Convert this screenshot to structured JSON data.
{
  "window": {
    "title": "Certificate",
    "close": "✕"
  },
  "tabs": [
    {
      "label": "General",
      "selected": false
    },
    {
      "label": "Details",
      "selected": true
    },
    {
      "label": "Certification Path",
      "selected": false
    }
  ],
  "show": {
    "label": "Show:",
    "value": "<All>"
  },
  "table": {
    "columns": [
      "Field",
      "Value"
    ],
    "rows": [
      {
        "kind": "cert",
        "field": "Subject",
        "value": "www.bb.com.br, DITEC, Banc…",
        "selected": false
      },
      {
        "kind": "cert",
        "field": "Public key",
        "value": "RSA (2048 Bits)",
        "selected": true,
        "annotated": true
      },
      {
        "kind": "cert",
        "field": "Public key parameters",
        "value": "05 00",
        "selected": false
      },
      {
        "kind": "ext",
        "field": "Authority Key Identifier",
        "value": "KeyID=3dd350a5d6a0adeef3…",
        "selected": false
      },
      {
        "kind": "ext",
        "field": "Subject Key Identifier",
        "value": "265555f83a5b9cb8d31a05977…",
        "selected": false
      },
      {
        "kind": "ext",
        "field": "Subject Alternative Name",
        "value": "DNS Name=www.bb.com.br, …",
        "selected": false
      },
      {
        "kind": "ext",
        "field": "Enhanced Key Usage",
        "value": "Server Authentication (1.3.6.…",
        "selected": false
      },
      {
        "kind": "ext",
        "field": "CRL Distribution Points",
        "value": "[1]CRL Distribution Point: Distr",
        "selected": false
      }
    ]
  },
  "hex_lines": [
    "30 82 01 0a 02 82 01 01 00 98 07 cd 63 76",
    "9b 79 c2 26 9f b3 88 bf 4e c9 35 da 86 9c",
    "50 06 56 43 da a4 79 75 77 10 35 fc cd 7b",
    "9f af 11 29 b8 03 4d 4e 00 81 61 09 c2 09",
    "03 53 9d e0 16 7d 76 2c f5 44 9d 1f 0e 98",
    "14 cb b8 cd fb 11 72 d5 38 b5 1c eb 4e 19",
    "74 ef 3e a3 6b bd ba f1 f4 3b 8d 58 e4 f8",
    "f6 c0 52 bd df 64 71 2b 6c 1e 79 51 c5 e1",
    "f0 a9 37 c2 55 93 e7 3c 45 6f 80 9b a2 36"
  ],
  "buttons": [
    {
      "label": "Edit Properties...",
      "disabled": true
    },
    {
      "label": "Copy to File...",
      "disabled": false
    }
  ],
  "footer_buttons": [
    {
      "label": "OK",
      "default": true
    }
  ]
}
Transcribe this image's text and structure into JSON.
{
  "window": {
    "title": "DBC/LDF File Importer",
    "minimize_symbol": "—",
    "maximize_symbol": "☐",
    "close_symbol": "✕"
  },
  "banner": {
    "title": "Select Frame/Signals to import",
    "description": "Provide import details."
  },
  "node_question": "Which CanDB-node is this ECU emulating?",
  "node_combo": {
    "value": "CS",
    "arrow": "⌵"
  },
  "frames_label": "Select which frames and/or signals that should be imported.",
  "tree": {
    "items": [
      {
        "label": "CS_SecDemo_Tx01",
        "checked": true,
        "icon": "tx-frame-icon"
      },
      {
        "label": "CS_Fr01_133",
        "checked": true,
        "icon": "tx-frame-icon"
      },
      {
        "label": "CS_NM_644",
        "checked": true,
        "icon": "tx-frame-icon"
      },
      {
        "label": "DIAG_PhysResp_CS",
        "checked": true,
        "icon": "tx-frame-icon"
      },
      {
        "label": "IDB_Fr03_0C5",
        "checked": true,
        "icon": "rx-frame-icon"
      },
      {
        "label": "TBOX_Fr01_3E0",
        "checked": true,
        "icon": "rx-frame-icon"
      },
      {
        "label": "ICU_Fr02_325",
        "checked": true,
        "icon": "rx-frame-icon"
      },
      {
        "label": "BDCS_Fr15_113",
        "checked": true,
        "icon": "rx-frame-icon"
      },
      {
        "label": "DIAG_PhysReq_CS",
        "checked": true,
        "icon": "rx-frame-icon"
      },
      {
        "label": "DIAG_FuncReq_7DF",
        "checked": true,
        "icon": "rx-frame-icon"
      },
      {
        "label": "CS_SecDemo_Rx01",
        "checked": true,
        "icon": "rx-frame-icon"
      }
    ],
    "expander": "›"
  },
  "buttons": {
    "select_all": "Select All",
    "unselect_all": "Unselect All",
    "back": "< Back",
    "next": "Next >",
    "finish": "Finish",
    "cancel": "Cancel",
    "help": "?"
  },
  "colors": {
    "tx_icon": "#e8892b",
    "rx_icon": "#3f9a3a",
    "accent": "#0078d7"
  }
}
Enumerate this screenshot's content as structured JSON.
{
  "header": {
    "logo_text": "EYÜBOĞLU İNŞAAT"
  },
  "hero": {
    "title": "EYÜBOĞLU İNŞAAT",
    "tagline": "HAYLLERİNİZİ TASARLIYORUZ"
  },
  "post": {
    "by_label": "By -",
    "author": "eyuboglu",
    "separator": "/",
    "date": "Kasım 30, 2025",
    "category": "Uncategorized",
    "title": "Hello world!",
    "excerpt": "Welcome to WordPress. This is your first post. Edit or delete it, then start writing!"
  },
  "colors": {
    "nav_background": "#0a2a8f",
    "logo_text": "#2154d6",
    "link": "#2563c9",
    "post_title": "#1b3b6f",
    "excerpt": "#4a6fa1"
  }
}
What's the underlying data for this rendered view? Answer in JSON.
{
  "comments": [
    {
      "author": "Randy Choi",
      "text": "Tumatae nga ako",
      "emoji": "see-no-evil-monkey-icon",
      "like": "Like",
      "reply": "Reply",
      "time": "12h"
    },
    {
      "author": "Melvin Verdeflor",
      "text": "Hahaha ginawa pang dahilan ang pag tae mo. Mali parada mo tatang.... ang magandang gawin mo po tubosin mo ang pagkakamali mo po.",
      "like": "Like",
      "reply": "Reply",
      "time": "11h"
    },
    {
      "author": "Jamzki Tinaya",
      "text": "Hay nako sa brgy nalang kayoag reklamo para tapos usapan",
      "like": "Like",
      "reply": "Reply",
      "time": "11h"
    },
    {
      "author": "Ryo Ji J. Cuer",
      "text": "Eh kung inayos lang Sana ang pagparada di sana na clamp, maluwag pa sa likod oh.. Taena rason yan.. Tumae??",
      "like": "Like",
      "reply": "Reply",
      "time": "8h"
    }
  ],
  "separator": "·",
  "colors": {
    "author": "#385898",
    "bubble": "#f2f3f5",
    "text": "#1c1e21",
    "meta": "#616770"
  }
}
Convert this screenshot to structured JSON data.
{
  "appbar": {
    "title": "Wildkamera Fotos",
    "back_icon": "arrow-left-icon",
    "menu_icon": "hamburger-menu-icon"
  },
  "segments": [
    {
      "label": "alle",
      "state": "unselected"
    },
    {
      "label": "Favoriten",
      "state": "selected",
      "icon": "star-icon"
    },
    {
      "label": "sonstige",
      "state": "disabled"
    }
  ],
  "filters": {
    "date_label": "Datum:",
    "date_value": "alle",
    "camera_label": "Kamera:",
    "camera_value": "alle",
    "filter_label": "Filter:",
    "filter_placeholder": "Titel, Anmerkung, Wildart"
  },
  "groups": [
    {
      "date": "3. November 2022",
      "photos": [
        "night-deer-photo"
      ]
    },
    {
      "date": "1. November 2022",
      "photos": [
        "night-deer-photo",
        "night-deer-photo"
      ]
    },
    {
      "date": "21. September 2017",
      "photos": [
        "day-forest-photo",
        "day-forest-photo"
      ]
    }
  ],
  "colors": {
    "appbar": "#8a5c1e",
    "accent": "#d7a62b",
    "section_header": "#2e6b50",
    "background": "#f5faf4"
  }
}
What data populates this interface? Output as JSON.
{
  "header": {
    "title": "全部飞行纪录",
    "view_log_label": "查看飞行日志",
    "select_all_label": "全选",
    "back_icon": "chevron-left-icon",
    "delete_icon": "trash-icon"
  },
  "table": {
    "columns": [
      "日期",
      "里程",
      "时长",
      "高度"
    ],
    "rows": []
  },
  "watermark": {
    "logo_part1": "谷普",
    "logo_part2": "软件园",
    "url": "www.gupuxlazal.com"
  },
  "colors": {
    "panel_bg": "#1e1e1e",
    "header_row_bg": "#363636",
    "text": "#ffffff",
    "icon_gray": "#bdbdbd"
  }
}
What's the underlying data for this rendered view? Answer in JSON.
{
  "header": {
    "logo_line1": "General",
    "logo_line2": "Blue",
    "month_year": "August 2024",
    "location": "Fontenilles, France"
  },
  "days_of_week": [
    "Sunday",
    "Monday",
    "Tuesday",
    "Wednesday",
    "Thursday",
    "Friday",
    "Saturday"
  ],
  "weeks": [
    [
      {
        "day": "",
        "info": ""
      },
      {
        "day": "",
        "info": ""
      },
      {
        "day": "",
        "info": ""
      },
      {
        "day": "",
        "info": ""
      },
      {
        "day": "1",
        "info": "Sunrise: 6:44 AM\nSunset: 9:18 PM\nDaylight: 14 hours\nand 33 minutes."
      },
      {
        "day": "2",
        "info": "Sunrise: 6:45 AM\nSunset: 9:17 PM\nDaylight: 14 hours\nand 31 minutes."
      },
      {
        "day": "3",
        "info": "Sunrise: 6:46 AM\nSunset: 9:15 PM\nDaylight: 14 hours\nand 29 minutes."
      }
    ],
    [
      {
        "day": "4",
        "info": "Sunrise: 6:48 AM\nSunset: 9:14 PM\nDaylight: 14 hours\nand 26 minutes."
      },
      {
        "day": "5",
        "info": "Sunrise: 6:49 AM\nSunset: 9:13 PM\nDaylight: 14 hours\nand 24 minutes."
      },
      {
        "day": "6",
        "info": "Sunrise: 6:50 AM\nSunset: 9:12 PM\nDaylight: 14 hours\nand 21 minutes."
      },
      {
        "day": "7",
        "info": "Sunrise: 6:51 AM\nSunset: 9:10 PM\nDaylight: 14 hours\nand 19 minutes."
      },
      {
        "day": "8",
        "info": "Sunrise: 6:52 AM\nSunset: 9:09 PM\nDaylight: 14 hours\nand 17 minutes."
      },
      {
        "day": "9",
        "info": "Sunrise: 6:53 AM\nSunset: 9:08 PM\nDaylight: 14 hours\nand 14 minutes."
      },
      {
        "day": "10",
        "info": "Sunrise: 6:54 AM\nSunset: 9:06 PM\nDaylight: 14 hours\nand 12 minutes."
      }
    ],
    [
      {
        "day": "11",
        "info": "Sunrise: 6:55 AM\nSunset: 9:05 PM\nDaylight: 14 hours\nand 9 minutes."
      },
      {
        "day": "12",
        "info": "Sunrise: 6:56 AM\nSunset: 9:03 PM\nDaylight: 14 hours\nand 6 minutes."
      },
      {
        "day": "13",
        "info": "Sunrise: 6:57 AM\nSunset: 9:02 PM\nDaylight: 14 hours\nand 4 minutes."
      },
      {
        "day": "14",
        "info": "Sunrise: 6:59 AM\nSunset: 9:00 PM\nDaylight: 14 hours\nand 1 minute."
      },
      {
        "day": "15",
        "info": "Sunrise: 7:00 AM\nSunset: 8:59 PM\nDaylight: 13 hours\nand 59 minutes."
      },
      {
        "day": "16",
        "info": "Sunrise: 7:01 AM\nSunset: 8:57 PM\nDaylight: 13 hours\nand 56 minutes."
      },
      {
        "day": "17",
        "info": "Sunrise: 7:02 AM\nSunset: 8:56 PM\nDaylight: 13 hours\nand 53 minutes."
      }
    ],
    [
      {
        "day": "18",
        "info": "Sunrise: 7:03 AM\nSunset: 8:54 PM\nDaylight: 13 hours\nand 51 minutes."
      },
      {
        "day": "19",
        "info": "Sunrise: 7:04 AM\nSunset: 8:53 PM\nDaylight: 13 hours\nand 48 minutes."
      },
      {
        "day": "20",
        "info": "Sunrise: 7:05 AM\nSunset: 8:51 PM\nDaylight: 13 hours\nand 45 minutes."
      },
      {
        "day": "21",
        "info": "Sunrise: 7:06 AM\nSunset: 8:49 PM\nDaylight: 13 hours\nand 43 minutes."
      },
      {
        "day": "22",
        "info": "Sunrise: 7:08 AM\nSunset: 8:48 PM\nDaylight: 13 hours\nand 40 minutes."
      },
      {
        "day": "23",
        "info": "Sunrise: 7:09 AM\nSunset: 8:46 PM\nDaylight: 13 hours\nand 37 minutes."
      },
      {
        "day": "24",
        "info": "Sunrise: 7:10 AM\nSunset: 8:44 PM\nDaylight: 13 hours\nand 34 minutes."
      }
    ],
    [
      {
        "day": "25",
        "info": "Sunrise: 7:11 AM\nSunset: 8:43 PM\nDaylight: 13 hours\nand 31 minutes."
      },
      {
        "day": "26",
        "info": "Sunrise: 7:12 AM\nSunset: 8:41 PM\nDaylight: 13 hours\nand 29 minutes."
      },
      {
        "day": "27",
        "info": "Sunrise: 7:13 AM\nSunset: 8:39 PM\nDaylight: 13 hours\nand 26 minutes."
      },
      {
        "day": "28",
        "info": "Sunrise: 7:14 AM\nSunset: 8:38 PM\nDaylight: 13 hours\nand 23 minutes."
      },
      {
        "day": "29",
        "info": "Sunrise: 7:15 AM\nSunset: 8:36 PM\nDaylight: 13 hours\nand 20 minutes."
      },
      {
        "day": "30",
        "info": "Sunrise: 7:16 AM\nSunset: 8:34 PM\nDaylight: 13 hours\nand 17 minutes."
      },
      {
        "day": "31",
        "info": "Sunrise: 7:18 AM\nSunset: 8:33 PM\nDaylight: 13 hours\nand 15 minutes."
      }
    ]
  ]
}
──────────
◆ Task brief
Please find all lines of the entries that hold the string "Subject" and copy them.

◆ Expected answer
        "field": "Subject",
        "field": "Subject Key Identifier",
        "field": "Subject Alternative Name",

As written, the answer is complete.